Exercise directions
Down to the last line, repeat the records exactly.

Working data
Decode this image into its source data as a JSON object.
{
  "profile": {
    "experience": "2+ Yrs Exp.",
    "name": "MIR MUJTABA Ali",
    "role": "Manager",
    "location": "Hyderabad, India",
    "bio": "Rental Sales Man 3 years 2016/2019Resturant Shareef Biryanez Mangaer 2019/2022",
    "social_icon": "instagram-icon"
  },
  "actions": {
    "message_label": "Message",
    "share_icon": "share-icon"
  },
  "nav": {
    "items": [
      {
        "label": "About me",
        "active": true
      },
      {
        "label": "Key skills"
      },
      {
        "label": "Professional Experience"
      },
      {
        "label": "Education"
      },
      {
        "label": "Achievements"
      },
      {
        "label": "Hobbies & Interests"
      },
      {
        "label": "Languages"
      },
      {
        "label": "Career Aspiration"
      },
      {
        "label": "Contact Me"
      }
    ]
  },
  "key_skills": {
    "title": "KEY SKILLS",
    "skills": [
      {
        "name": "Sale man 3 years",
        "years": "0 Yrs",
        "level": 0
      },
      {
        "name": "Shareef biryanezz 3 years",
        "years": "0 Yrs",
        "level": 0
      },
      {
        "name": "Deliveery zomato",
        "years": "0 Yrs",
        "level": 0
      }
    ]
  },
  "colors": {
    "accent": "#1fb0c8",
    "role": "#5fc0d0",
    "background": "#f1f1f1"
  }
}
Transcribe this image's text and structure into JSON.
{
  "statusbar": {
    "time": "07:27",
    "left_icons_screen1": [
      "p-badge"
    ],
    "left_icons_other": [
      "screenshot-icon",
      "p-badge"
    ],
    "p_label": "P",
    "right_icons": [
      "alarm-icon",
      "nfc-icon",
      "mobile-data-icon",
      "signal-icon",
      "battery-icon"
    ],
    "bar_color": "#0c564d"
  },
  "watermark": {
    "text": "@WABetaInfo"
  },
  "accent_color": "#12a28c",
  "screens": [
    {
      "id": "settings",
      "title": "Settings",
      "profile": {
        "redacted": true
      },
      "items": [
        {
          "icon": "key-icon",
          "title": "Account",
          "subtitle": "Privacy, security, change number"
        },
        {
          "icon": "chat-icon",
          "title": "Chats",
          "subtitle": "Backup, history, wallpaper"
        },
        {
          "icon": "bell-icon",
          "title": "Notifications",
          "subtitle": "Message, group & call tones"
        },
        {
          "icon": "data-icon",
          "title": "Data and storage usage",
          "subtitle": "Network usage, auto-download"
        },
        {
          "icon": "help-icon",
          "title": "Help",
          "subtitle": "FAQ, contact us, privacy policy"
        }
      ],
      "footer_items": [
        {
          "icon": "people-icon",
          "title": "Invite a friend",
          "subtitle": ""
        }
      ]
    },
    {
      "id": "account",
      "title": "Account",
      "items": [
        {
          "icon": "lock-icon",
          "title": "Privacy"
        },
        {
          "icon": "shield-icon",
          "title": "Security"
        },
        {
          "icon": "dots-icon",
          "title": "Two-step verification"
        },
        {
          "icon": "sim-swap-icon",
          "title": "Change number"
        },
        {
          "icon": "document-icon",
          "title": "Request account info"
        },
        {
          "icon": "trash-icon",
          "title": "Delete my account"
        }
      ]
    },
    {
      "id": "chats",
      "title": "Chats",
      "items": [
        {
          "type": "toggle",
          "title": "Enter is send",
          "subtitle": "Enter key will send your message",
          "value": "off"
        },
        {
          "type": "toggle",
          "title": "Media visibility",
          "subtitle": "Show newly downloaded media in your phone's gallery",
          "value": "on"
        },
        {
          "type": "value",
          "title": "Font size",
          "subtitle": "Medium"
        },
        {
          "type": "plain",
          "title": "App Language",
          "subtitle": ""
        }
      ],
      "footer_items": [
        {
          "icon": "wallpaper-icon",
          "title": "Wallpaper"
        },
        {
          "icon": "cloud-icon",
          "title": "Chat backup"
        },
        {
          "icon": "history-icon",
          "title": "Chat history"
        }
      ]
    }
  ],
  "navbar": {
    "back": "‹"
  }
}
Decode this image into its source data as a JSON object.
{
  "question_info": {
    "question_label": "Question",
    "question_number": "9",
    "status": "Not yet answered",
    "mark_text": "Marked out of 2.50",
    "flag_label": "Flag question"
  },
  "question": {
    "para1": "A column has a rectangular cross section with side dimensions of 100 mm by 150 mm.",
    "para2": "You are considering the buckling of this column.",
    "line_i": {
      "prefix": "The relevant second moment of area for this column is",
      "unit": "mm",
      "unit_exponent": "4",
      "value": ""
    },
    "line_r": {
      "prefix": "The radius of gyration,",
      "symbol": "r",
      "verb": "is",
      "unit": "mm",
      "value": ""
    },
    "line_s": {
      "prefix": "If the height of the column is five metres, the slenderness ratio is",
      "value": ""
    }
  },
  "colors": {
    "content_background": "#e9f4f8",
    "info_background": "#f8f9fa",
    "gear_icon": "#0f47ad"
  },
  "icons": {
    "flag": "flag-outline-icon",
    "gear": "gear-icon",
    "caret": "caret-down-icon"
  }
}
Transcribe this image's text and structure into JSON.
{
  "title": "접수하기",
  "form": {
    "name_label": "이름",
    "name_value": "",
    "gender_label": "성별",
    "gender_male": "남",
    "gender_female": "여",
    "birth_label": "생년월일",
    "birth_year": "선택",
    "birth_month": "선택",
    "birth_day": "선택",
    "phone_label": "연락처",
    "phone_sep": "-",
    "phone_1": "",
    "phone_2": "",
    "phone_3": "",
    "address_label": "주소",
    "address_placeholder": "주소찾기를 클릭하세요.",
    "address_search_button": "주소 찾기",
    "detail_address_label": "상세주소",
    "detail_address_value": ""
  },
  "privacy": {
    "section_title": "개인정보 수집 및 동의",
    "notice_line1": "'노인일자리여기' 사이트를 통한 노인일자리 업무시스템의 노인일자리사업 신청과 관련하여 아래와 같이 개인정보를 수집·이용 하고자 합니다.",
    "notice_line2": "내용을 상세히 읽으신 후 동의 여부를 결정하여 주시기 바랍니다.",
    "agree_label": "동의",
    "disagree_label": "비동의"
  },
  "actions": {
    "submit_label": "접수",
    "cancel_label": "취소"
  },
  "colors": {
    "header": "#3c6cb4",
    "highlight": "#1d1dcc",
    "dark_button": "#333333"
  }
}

Response to this task
Decode this image into its source data as a JSON object.
{
  "profile": {
    "experience": "2+ Yrs Exp.",
    "name": "MIR MUJTABA Ali",
    "role": "Manager",
    "location": "Hyderabad, India",
    "bio": "Rental Sales Man 3 years 2016/2019Resturant Shareef Biryanez Mangaer 2019/2022",
    "social_icon": "instagram-icon"
  },
  "actions": {
    "message_label": "Message",
    "share_icon": "share-icon"
  },
  "nav": {
    "items": [
      {
        "label": "About me",
        "active": true
      },
      {
        "label": "Key skills"
      },
      {
        "label": "Professional Experience"
      },
      {
        "label": "Education"
      },
      {
        "label": "Achievements"
      },
      {
        "label": "Hobbies & Interests"
      },
      {
        "label": "Languages"
      },
      {
        "label": "Career Aspiration"
      },
      {
        "label": "Contact Me"
      }
    ]
  },
  "key_skills": {
    "title": "KEY SKILLS",
    "skills": [
      {
        "name": "Sale man 3 years",
        "years": "0 Yrs",
        "level": 0
      },
      {
        "name": "Shareef biryanezz 3 years",
        "years": "0 Yrs",
        "level": 0
      },
      {
        "name": "Deliveery zomato",
        "years": "0 Yrs",
        "level": 0
      }
    ]
  },
  "colors": {
    "accent": "#1fb0c8",
    "role": "#5fc0d0",
    "background": "#f1f1f1"
  }
}
Transcribe this image's text and structure into JSON.
{
  "statusbar": {
    "time": "07:27",
    "left_icons_screen1": [
      "p-badge"
    ],
    "left_icons_other": [
      "screenshot-icon",
      "p-badge"
    ],
    "p_label": "P",
    "right_icons": [
      "alarm-icon",
      "nfc-icon",
      "mobile-data-icon",
      "signal-icon",
      "battery-icon"
    ],
    "bar_color": "#0c564d"
  },
  "watermark": {
    "text": "@WABetaInfo"
  },
  "accent_color": "#12a28c",
  "screens": [
    {
      "id": "settings",
      "title": "Settings",
      "profile": {
        "redacted": true
      },
      "items": [
        {
          "icon": "key-icon",
          "title": "Account",
          "subtitle": "Privacy, security, change number"
        },
        {
          "icon": "chat-icon",
          "title": "Chats",
          "subtitle": "Backup, history, wallpaper"
        },
        {
          "icon": "bell-icon",
          "title": "Notifications",
          "subtitle": "Message, group & call tones"
        },
        {
          "icon": "data-icon",
          "title": "Data and storage usage",
          "subtitle": "Network usage, auto-download"
        },
        {
          "icon": "help-icon",
          "title": "Help",
          "subtitle": "FAQ, contact us, privacy policy"
        }
      ],
      "footer_items": [
        {
          "icon": "people-icon",
          "title": "Invite a friend",
          "subtitle": ""
        }
      ]
    },
    {
      "id": "account",
      "title": "Account",
      "items": [
        {
          "icon": "lock-icon",
          "title": "Privacy"
        },
        {
          "icon": "shield-icon",
          "title": "Security"
        },
        {
          "icon": "dots-icon",
          "title": "Two-step verification"
        },
        {
          "icon": "sim-swap-icon",
          "title": "Change number"
        },
        {
          "icon": "document-icon",
          "title": "Request account info"
        },
        {
          "icon": "trash-icon",
          "title": "Delete my account"
        }
      ]
    },
    {
      "id": "chats",
      "title": "Chats",
      "items": [
        {
          "type": "toggle",
          "title": "Enter is send",
          "subtitle": "Enter key will send your message",
          "value": "off"
        },
        {
          "type": "toggle",
          "title": "Media visibility",
          "subtitle": "Show newly downloaded media in your phone's gallery",
          "value": "on"
        },
        {
          "type": "value",
          "title": "Font size",
          "subtitle": "Medium"
        },
        {
          "type": "plain",
          "title": "App Language",
          "subtitle": ""
        }
      ],
      "footer_items": [
        {
          "icon": "wallpaper-icon",
          "title": "Wallpaper"
        },
        {
          "icon": "cloud-icon",
          "title": "Chat backup"
        },
        {
          "icon": "history-icon",
          "title": "Chat history"
        }
      ]
    }
  ],
  "navbar": {
    "back": "‹"
  }
}
Decode this image into its source data as a JSON object.
{
  "question_info": {
    "question_label": "Question",
    "question_number": "9",
    "status": "Not yet answered",
    "mark_text": "Marked out of 2.50",
    "flag_label": "Flag question"
  },
  "question": {
    "para1": "A column has a rectangular cross section with side dimensions of 100 mm by 150 mm.",
    "para2": "You are considering the buckling of this column.",
    "line_i": {
      "prefix": "The relevant second moment of area for this column is",
      "unit": "mm",
      "unit_exponent": "4",
      "value": ""
    },
    "line_r": {
      "prefix": "The radius of gyration,",
      "symbol": "r",
      "verb": "is",
      "unit": "mm",
      "value": ""
    },
    "line_s": {
      "prefix": "If the height of the column is five metres, the slenderness ratio is",
      "value": ""
    }
  },
  "colors": {
    "content_background": "#e9f4f8",
    "info_background": "#f8f9fa",
    "gear_icon": "#0f47ad"
  },
  "icons": {
    "flag": "flag-outline-icon",
    "gear": "gear-icon",
    "caret": "caret-down-icon"
  }
}
Transcribe this image's text and structure into JSON.
{
  "title": "접수하기",
  "form": {
    "name_label": "이름",
    "name_value": "",
    "gender_label": "성별",
    "gender_male": "남",
    "gender_female": "여",
    "birth_label": "생년월일",
    "birth_year": "선택",
    "birth_month": "선택",
    "birth_day": "선택",
    "phone_label": "연락처",
    "phone_sep": "-",
    "phone_1": "",
    "phone_2": "",
    "phone_3": "",
    "address_label": "주소",
    "address_placeholder": "주소찾기를 클릭하세요.",
    "address_search_button": "주소 찾기",
    "detail_address_label": "상세주소",
    "detail_address_value": ""
  },
  "privacy": {
    "section_title": "개인정보 수집 및 동의",
    "notice_line1": "'노인일자리여기' 사이트를 통한 노인일자리 업무시스템의 노인일자리사업 신청과 관련하여 아래와 같이 개인정보를 수집·이용 하고자 합니다.",
    "notice_line2": "내용을 상세히 읽으신 후 동의 여부를 결정하여 주시기 바랍니다.",
    "agree_label": "동의",
    "disagree_label": "비동의"
  },
  "actions": {
    "submit_label": "접수",
    "cancel_label": "취소"
  },
  "colors": {
    "header": "#3c6cb4",
    "highlight": "#1d1dcc",
    "dark_button": "#333333"
  }
}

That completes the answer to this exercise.